═══ Records supplied ═══

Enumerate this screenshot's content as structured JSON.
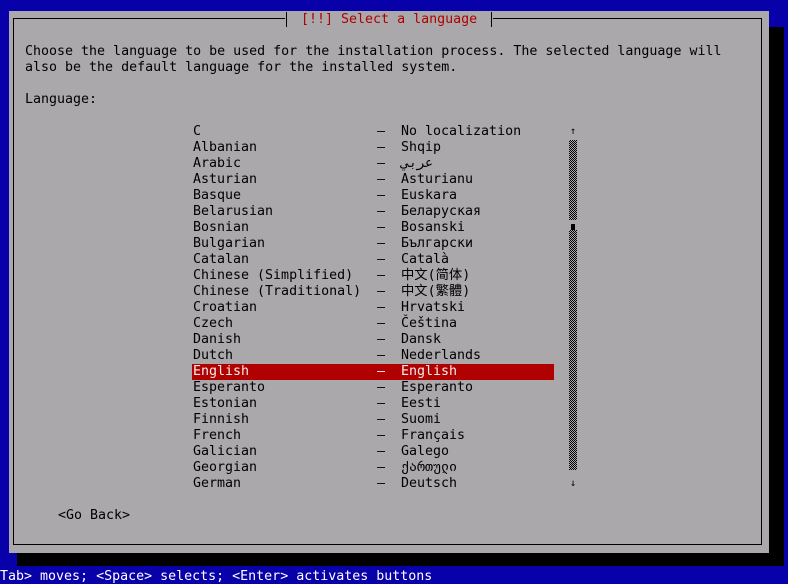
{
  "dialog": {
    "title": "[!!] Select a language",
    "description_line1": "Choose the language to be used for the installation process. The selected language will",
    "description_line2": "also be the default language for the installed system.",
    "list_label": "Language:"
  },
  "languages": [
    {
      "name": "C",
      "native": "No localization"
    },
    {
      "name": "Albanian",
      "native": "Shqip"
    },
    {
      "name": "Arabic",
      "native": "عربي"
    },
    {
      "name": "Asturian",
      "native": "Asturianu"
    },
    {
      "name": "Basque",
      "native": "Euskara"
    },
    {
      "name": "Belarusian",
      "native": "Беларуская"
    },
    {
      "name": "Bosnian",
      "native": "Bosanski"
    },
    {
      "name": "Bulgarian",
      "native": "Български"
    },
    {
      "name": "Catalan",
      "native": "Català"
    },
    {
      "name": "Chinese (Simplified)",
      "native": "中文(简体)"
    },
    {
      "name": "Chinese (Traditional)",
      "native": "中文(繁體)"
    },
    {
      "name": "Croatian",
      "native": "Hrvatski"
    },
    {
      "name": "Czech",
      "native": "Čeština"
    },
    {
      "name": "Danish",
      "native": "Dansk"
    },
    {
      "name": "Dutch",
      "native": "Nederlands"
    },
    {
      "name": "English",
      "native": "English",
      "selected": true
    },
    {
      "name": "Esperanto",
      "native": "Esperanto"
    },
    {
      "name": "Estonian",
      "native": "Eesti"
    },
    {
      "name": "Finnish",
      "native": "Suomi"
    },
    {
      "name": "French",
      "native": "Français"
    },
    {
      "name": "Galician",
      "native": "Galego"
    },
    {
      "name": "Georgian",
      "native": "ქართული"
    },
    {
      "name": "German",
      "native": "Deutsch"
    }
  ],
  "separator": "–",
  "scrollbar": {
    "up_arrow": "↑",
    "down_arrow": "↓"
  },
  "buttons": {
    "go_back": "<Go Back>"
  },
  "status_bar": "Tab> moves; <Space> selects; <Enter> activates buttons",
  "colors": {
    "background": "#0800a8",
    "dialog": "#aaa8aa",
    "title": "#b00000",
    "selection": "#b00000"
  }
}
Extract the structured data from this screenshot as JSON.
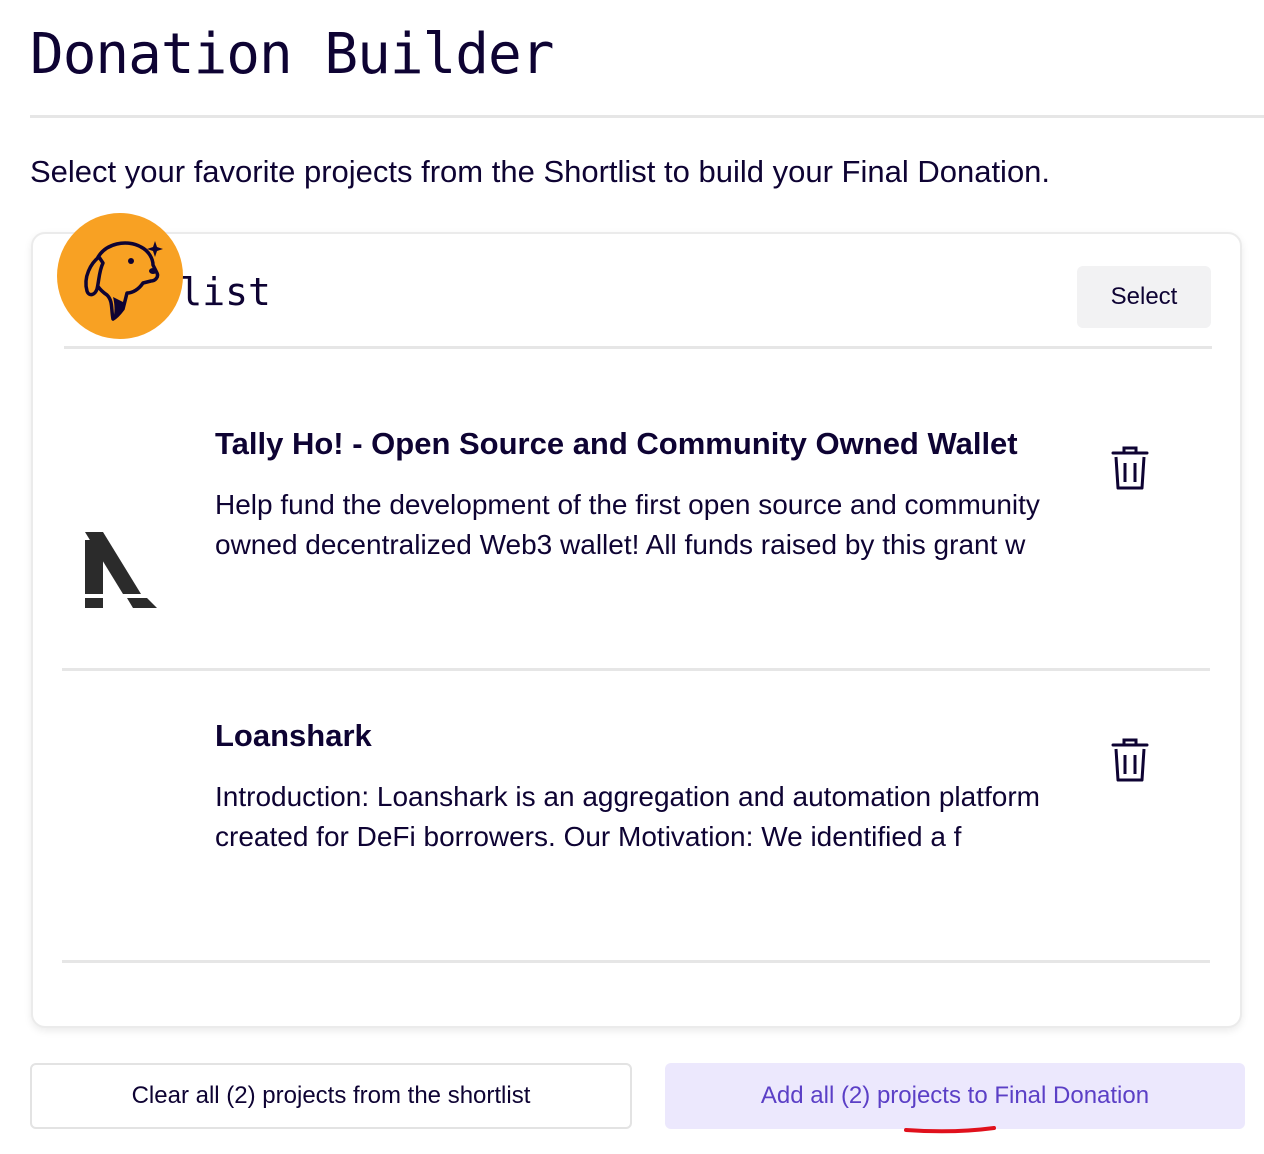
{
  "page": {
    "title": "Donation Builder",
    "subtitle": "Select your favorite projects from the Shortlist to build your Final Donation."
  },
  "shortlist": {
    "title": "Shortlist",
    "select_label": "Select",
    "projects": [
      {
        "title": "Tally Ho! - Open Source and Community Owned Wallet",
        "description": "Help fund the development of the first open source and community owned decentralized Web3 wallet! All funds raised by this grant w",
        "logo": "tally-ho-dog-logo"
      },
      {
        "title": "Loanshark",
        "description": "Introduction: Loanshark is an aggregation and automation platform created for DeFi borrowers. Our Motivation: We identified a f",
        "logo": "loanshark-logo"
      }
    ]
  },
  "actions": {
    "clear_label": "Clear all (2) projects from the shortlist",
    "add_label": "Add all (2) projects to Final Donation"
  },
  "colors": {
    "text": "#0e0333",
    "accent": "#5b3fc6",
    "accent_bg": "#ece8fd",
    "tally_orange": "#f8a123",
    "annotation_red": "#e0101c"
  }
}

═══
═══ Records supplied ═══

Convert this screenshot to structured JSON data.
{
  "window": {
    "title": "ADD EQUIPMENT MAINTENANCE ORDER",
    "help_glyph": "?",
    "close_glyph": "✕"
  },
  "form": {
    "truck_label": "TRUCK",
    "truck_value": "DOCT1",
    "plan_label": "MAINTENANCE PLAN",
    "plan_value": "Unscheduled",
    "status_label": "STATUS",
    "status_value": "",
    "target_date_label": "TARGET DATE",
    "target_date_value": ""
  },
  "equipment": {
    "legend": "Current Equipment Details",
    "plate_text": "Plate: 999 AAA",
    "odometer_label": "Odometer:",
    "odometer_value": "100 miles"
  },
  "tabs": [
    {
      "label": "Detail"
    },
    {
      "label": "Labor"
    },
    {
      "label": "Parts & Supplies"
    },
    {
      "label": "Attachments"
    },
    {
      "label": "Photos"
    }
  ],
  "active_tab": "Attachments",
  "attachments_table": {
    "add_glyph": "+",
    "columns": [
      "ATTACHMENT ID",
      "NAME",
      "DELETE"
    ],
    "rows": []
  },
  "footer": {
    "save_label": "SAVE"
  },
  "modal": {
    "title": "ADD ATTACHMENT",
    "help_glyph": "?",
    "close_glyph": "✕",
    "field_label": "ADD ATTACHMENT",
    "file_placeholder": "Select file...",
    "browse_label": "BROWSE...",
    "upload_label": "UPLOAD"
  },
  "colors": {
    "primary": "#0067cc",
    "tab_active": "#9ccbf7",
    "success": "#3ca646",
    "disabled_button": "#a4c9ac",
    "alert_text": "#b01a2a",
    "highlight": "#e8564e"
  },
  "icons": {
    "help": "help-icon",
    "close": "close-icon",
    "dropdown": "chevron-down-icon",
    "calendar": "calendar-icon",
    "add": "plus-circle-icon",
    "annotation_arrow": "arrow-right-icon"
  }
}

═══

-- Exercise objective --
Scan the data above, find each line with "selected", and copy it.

-- Task output --
    "description_line1": "Choose the language to be used for the installation process. The selected language will",
      "selected": true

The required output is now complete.